Step by Step to Financial Freedom

Posted by 29 May, 2008 (0) Comment

Financially Free. What does that mean? To me, it means that I have the choice to work or not; that I could quit my job if I deemed there were other things that would make me happier. It means that should the company I work for head down the financial toilet, I wouldn’t have to worry because I am financially free. I’ve thought about how to be financially free for many years. I’ve often thought that it would take a massive amount of money to get there, thus the initial pull to real estate investing.

Does it take a ton of money to be financially free?

At first glance, I thought you had to have millions of dollars to retire early or be financially free. However, after reading about the topic for a year or so, there are many resources that provide compelling points that suggest otherwise. For example, the book “Your Money or Your Life” suggests that you take a look at your spending habits and decide whether your “life energy” is worth the items you are purchasing. Instead of my initial feeling that I must to make a ton of money to achieve financial freedom, this book taught me that my wife and I can simply control our spending and use that towards capital.

There are many paths to being financially free. As of now, we do not have a set plan, but we have a few paths that we will go down until we find what fits us best. We’ve spoken to way too many financial planners, so in that vein I will use buckets to illustrate:

Bucket 1

In bucket 1, we have our current financial situation. We have two 401K’s, 2 IRA’s, stocks and mutual funds, and two variable adjustable life insurance policies in addition to two term policies. Basically, if our other plans fail, we will be just fine with relying on this bucket for our future. I will not be focusing on this bucket.

Bucket 2

The other bucket is our side business. We currently have 2 side businesses (3 if you include this blog) that we are in the process of starting. The two businesses are our real estate investing business and my wife’s cake business. I’ll elaborate on both of those in the near future.

Bucket 3

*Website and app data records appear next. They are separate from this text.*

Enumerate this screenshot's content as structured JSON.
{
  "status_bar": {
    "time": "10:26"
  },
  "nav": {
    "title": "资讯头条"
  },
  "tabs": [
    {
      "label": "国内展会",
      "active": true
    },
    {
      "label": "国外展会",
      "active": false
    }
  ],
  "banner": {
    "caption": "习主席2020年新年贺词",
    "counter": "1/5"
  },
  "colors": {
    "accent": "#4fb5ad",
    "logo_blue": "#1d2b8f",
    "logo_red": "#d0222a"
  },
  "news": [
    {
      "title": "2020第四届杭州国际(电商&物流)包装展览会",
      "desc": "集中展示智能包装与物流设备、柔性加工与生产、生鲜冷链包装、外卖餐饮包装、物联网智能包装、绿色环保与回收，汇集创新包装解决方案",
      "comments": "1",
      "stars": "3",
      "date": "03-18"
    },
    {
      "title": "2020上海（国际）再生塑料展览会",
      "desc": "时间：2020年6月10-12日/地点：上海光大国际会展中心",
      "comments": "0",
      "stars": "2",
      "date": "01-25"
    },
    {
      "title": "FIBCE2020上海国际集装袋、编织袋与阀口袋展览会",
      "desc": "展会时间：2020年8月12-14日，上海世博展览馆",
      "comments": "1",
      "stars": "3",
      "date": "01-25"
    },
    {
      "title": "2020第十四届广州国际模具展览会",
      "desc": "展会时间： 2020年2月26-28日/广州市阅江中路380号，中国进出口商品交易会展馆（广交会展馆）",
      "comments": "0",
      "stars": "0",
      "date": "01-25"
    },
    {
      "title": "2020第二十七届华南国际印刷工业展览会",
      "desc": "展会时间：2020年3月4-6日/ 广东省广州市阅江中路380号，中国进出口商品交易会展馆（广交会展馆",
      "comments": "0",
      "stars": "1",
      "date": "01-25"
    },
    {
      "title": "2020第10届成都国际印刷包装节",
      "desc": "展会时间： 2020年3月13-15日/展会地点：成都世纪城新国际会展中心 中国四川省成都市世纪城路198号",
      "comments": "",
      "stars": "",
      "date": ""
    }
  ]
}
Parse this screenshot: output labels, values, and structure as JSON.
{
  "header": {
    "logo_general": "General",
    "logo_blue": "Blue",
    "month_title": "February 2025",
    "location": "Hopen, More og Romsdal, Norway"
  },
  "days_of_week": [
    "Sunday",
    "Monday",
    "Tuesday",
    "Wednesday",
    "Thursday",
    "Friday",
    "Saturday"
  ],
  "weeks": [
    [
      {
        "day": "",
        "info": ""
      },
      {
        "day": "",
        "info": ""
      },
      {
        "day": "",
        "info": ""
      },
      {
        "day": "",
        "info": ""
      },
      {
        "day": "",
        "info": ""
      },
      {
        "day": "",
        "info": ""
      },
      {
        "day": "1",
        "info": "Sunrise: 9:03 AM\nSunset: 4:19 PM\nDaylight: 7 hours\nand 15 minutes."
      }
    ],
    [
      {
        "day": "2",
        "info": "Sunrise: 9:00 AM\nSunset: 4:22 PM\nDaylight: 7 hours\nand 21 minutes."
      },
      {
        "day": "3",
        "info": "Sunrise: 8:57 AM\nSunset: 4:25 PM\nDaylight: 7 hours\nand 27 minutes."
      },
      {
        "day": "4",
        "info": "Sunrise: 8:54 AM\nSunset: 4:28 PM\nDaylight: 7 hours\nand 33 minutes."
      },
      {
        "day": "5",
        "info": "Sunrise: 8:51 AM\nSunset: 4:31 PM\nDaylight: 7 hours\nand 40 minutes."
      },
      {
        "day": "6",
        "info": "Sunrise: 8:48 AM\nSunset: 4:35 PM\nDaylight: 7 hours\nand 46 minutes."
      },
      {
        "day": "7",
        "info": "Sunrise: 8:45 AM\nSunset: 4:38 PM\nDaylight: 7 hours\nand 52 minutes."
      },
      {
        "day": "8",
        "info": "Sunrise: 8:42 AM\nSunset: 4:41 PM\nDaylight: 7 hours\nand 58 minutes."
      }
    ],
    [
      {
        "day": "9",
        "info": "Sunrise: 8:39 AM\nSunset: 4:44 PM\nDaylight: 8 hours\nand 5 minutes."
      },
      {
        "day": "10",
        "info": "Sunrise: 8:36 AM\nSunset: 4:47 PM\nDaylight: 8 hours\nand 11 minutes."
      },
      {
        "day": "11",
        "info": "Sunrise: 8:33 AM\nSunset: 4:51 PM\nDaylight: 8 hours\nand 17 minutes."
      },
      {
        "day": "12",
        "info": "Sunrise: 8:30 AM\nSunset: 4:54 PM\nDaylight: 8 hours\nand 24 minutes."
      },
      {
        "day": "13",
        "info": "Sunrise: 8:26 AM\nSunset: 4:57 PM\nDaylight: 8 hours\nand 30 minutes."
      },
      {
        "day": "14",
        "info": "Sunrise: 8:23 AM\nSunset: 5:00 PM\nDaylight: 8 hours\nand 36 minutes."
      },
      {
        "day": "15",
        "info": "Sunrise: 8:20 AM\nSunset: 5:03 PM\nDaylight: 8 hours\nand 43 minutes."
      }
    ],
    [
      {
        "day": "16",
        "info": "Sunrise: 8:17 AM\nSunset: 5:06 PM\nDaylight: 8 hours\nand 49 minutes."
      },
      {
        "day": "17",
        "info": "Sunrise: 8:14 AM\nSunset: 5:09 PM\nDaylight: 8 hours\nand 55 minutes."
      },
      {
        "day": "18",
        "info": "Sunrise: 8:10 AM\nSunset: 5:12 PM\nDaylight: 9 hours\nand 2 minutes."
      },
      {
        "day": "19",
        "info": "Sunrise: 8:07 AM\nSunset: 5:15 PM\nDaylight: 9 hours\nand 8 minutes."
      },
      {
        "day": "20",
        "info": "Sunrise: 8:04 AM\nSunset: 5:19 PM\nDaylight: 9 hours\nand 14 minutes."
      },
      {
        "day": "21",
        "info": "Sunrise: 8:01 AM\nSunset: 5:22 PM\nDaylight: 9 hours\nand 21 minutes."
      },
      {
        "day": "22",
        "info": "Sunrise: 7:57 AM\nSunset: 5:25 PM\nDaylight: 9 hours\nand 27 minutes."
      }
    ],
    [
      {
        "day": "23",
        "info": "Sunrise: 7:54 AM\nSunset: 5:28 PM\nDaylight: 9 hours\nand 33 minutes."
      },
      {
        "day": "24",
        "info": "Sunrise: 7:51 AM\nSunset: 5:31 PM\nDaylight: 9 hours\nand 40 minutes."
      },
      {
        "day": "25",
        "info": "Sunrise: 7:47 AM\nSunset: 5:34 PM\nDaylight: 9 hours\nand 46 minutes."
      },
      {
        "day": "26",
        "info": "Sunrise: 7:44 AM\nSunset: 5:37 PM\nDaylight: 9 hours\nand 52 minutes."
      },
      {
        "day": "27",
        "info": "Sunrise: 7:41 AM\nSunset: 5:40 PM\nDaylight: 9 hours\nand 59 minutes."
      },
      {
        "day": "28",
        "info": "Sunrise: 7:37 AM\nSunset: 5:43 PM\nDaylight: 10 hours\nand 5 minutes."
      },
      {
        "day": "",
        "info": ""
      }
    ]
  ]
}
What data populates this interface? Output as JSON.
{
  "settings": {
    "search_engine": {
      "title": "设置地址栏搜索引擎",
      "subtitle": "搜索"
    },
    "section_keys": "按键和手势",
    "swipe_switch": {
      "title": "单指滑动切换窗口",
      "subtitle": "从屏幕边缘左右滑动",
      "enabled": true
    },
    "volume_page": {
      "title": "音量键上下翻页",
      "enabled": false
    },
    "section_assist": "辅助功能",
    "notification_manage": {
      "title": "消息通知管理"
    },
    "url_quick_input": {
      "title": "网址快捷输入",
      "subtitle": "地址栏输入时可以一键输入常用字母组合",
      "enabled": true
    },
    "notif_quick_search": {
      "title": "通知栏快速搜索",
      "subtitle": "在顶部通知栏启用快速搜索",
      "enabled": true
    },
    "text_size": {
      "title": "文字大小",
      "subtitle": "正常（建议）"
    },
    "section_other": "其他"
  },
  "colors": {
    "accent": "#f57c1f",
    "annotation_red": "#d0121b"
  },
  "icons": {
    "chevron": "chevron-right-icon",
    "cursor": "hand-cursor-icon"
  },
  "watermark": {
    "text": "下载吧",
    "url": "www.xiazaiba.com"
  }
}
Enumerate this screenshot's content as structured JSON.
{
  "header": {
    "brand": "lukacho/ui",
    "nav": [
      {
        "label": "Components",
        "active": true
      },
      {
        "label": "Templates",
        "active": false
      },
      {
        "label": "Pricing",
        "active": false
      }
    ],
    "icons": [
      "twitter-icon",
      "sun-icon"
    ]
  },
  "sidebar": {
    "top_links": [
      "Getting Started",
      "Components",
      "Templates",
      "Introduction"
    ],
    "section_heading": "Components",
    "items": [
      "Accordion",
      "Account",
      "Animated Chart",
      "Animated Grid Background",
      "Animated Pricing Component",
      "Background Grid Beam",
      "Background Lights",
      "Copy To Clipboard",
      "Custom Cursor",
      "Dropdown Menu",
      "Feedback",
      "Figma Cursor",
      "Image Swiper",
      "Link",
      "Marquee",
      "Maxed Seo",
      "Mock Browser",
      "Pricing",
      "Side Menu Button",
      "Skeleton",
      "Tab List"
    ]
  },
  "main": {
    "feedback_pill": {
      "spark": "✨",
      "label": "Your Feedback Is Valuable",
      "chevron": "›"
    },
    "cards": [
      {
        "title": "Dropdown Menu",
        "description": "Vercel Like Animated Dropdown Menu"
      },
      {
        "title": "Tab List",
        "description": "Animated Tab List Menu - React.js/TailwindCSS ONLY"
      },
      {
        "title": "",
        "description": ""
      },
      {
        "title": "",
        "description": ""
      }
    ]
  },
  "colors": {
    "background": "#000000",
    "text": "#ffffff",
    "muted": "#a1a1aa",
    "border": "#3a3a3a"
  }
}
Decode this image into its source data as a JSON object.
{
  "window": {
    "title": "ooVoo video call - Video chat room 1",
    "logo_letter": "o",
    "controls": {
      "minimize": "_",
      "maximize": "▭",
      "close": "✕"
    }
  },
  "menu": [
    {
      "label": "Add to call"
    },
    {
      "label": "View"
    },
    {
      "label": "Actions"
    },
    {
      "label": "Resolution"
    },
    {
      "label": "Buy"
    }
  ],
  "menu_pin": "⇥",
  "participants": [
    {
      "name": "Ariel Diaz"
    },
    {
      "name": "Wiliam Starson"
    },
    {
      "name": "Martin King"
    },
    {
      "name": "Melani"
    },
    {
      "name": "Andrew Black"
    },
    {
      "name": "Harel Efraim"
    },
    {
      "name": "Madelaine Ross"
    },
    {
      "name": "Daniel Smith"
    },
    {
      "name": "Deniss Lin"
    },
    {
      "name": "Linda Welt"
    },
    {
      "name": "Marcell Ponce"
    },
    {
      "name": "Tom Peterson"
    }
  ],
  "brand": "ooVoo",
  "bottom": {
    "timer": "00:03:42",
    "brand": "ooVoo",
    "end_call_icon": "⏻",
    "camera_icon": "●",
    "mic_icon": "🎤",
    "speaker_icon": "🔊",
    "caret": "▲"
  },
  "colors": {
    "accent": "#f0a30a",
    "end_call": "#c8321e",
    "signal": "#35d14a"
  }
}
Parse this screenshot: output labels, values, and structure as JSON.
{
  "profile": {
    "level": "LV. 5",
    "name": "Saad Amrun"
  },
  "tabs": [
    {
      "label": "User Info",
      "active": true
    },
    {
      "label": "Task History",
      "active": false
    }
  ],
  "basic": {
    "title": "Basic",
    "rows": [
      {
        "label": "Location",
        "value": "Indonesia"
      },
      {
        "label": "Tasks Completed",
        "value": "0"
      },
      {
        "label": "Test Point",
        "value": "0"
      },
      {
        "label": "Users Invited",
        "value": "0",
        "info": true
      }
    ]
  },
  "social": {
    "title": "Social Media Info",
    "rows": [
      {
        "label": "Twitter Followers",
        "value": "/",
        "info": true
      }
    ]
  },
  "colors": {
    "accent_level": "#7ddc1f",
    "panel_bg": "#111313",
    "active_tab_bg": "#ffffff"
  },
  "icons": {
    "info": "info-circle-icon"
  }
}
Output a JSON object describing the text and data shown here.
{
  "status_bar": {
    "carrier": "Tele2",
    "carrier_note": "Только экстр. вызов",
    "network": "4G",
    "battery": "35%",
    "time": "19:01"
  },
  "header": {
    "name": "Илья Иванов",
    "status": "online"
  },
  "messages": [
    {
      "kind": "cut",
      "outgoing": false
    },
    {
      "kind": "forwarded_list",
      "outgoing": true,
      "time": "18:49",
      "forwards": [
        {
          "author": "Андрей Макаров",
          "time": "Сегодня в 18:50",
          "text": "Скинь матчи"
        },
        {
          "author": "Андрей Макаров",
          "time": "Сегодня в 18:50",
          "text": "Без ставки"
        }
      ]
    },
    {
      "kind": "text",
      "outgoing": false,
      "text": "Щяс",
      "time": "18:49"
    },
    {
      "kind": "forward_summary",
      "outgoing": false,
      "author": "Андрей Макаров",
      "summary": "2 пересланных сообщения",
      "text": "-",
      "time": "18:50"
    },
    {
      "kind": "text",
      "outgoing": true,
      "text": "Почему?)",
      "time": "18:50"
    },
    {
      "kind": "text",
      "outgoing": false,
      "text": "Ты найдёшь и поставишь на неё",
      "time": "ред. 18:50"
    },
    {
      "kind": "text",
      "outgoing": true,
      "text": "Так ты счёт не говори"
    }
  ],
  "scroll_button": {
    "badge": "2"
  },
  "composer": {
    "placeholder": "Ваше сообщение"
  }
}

This bucket is the least defined bucket. We aren’t really sure which path we are going to take with this. At this time, we think we will be splitting our capital and resources between two ideas. As I mentioned earlier, we are following the steps of “Your Money of Your Life” (I’m not sure if I mentioned that J ). The authors suggest investing in bonds. I do not know anything about bonds so I need to educate myself on the subject – which I will be sharing on this blog. The other idea sharing the path with possible bond investment is investing in the latest and greatest mutual fund and etf using a monthly investment letter called No Load Fund X by the Dalworthington Company. I will go into this newsletter more into a future post as well as reveal how my investments have performed since I have been investing using this newsletter.

Categories : Financially Independent Tags :